**Task prompt:** Look for the line with "Parse this screenshot: output" in the data below, then reproduce word for word that line and every line after it. Leave out all pictures and add nothing.

** Records provided follows **

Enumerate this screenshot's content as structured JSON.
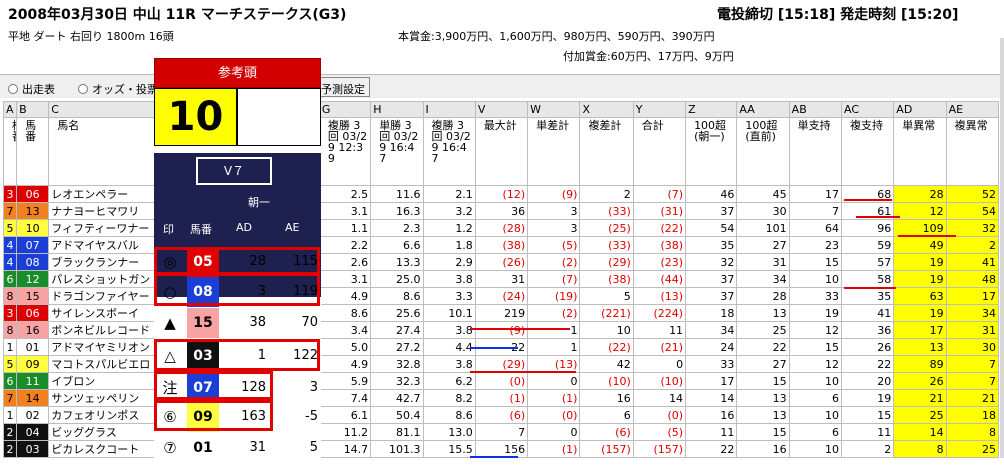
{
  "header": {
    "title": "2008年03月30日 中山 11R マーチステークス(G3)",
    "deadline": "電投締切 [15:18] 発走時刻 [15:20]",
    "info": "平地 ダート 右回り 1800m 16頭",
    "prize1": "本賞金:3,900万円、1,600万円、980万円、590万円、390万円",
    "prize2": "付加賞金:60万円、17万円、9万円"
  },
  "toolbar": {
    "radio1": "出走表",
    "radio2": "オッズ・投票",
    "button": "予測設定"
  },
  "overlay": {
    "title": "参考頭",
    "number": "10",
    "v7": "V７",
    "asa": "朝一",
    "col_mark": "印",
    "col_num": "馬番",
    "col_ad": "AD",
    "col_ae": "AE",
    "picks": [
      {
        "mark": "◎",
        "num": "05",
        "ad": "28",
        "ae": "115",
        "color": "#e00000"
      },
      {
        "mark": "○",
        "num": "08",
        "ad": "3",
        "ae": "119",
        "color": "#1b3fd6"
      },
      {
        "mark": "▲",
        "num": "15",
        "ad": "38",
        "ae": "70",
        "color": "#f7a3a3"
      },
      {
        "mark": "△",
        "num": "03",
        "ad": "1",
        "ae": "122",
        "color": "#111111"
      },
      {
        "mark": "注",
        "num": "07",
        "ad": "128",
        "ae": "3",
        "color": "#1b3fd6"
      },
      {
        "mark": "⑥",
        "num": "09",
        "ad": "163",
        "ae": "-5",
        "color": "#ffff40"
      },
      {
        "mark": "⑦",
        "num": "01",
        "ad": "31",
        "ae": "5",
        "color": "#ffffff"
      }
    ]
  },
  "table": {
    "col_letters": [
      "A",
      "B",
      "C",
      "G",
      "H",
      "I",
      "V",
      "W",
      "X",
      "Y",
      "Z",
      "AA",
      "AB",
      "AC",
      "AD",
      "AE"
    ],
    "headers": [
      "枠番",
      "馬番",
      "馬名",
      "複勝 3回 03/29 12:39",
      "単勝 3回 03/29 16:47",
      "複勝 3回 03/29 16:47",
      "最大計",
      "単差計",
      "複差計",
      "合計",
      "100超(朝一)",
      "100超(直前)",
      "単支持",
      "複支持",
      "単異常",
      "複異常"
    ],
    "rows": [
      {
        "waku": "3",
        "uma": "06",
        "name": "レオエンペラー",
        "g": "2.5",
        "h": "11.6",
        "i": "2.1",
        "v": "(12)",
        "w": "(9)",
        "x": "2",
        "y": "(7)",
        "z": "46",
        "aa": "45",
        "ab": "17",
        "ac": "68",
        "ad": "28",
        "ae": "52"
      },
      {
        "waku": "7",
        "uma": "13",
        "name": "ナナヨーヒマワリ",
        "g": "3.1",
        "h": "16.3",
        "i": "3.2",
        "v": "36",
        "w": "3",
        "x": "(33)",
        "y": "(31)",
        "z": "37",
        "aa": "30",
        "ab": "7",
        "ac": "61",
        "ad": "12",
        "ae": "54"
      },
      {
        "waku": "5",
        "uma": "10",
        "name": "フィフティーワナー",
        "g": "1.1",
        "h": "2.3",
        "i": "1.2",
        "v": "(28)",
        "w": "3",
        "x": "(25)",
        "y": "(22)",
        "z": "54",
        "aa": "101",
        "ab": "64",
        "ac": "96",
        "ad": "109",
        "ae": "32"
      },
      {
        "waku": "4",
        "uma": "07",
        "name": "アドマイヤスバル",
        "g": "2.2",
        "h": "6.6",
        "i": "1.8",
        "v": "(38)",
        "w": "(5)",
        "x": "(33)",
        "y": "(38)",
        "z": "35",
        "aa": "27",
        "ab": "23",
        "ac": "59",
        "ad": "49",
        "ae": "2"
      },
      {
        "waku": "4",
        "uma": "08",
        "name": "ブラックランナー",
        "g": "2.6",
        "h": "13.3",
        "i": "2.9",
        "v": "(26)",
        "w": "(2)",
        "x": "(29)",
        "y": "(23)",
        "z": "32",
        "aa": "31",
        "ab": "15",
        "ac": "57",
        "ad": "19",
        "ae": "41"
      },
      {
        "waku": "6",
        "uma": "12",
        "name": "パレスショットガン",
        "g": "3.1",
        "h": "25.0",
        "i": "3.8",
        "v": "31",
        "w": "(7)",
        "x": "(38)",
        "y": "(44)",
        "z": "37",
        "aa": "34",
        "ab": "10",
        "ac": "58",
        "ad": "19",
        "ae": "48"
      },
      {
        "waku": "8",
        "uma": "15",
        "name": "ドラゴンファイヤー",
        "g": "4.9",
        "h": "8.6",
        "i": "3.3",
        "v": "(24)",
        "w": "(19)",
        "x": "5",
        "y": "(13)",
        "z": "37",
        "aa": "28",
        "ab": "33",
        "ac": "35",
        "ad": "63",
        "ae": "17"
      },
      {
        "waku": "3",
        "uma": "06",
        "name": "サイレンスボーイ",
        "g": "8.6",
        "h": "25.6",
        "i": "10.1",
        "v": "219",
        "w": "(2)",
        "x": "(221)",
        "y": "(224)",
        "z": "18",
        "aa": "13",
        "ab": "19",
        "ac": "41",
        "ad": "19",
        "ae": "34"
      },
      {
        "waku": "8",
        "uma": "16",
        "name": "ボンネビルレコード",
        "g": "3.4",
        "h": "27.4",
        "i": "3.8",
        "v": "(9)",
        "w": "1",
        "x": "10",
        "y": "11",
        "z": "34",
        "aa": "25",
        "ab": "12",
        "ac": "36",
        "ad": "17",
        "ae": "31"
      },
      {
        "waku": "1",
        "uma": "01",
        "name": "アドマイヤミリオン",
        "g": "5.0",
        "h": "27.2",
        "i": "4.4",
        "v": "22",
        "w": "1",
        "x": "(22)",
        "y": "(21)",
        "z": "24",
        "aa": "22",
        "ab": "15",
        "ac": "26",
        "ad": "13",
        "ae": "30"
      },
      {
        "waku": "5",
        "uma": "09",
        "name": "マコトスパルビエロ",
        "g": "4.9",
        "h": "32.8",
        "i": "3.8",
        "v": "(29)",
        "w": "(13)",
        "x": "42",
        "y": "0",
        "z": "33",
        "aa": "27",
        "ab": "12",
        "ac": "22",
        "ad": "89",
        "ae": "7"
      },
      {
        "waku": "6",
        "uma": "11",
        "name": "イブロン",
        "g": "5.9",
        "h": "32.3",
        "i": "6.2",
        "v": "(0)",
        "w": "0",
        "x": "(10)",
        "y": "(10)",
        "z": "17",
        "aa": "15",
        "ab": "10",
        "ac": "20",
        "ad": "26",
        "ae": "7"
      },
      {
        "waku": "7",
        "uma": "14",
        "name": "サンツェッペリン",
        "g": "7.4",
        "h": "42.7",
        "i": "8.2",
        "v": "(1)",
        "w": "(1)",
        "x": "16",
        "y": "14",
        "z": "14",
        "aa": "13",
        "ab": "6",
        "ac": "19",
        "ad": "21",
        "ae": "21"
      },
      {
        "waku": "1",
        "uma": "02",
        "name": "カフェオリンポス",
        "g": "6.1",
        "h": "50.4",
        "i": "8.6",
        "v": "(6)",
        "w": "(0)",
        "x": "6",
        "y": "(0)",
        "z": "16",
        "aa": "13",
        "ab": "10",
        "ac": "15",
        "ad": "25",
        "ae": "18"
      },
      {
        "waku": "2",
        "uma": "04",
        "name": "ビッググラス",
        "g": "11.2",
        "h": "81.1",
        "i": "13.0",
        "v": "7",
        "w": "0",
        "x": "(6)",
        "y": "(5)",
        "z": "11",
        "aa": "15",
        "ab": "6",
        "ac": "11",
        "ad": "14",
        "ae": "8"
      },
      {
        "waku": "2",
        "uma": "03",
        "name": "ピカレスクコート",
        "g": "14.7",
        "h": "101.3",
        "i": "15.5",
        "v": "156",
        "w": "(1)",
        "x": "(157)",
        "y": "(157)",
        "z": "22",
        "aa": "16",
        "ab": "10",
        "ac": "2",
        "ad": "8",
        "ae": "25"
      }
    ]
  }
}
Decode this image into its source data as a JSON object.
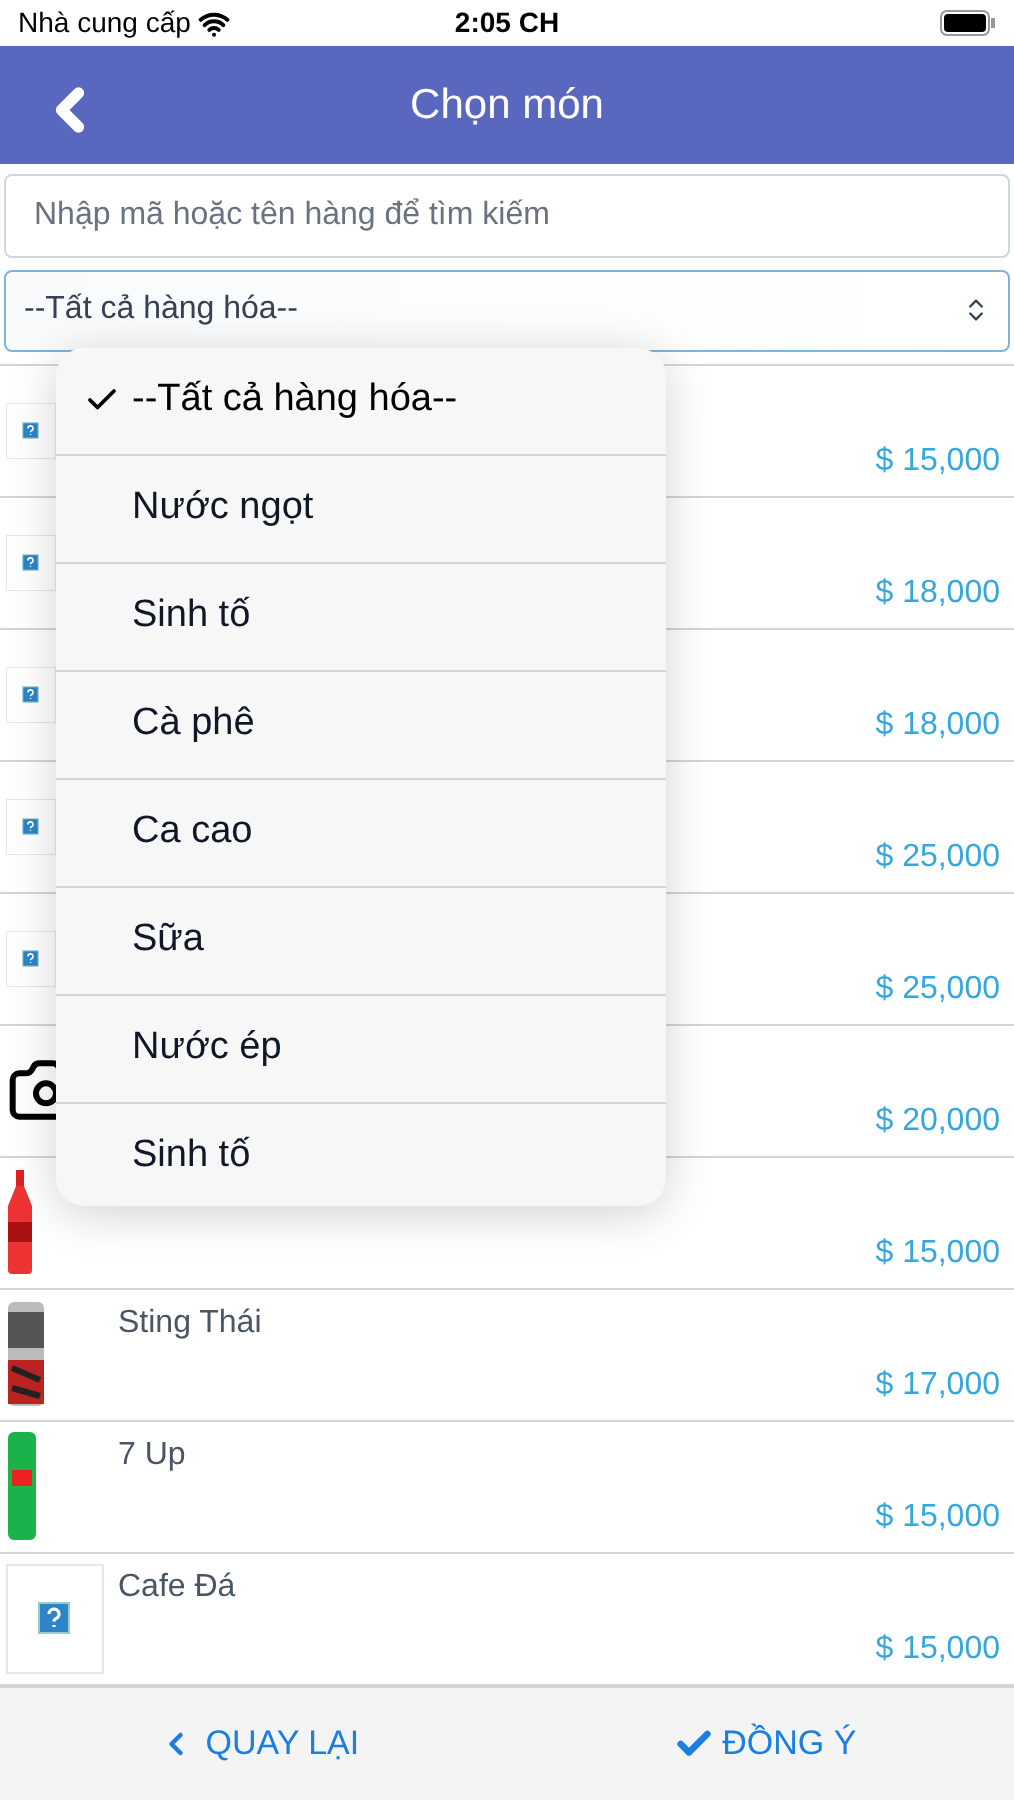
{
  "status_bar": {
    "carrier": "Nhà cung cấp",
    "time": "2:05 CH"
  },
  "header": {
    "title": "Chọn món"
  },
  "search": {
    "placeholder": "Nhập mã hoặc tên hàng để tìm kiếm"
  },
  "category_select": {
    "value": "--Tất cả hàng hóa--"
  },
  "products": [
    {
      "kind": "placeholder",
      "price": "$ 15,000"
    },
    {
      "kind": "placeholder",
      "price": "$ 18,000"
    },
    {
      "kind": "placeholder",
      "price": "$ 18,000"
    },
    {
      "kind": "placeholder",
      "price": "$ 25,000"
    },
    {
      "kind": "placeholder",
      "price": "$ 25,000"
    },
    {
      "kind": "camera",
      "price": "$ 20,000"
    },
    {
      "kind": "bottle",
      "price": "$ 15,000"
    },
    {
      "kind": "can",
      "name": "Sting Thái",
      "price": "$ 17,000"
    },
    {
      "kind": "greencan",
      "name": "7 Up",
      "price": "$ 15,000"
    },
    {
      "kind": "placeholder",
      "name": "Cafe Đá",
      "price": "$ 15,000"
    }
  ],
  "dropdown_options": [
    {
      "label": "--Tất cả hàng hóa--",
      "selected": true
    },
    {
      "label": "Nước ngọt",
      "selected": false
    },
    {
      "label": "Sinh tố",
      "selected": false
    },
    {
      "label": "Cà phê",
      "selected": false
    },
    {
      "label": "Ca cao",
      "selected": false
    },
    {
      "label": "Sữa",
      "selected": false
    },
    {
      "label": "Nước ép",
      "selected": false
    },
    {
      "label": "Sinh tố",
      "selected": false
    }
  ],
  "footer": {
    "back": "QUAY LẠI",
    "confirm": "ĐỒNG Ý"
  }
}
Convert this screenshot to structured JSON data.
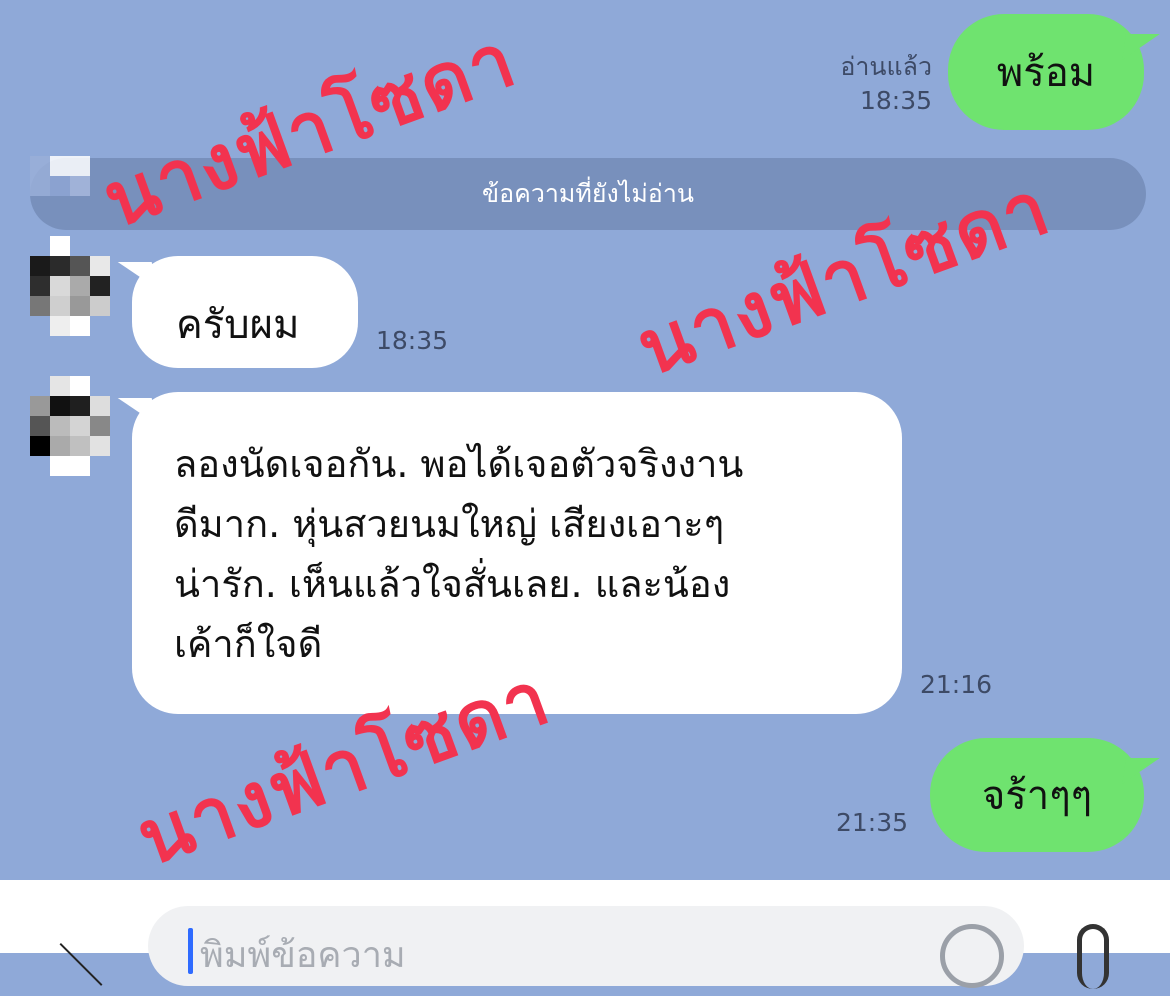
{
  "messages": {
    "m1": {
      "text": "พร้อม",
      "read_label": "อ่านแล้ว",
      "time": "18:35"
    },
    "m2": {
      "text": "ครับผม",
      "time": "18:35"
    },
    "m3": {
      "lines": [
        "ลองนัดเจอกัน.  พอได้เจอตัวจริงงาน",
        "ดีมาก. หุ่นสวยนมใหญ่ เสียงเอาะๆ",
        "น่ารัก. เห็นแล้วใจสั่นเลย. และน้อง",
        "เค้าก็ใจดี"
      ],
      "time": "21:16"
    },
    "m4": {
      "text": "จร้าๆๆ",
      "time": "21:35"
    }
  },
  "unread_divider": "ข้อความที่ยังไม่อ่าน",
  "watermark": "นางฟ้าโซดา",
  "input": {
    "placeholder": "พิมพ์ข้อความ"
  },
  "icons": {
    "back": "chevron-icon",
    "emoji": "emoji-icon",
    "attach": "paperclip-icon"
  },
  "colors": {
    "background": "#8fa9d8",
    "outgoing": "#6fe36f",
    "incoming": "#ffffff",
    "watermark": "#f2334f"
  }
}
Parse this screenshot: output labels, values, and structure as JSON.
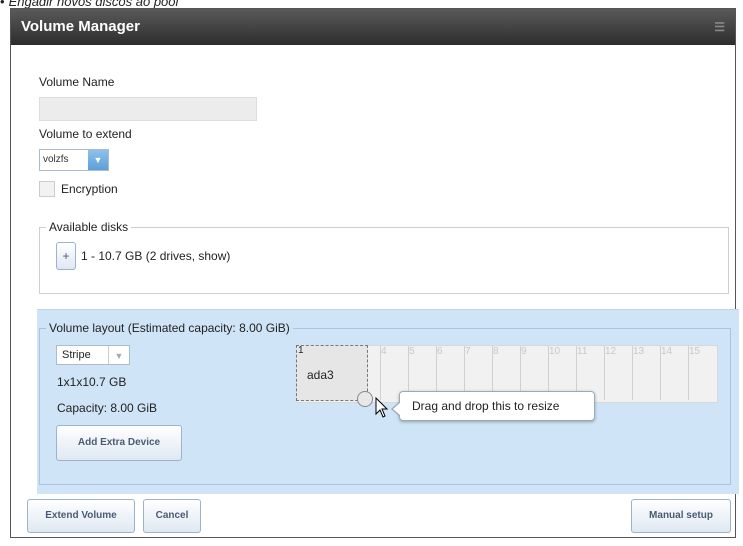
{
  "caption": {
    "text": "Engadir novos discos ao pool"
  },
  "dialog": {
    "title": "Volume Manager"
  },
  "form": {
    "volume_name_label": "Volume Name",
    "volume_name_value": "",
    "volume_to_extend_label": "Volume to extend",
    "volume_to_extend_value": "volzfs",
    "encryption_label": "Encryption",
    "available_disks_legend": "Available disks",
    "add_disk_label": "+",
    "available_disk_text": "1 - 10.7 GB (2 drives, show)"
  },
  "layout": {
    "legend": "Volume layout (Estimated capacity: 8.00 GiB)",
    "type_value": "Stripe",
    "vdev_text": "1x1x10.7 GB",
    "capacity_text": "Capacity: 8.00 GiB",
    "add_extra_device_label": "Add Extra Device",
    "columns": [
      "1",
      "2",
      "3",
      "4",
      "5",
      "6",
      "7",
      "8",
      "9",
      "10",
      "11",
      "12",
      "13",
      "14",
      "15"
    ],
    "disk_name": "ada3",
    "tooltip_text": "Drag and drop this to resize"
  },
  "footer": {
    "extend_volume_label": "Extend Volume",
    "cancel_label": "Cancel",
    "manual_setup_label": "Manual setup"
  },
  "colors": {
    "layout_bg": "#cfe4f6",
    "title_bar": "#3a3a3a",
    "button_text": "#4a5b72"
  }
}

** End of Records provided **

**Task output:**
Parse this screenshot: output labels, values, and structure as JSON.
{
  "caption": {
    "text": "Engadir novos discos ao pool"
  },
  "dialog": {
    "title": "Volume Manager"
  },
  "form": {
    "volume_name_label": "Volume Name",
    "volume_name_value": "",
    "volume_to_extend_label": "Volume to extend",
    "volume_to_extend_value": "volzfs",
    "encryption_label": "Encryption",
    "available_disks_legend": "Available disks",
    "add_disk_label": "+",
    "available_disk_text": "1 - 10.7 GB (2 drives, show)"
  },
  "layout": {
    "legend": "Volume layout (Estimated capacity: 8.00 GiB)",
    "type_value": "Stripe",
    "vdev_text": "1x1x10.7 GB",
    "capacity_text": "Capacity: 8.00 GiB",
    "add_extra_device_label": "Add Extra Device",
    "columns": [
      "1",
      "2",
      "3",
      "4",
      "5",
      "6",
      "7",
      "8",
      "9",
      "10",
      "11",
      "12",
      "13",
      "14",
      "15"
    ],
    "disk_name": "ada3",
    "tooltip_text": "Drag and drop this to resize"
  },
  "footer": {
    "extend_volume_label": "Extend Volume",
    "cancel_label": "Cancel",
    "manual_setup_label": "Manual setup"
  },
  "colors": {
    "layout_bg": "#cfe4f6",
    "title_bar": "#3a3a3a",
    "button_text": "#4a5b72"
  }
}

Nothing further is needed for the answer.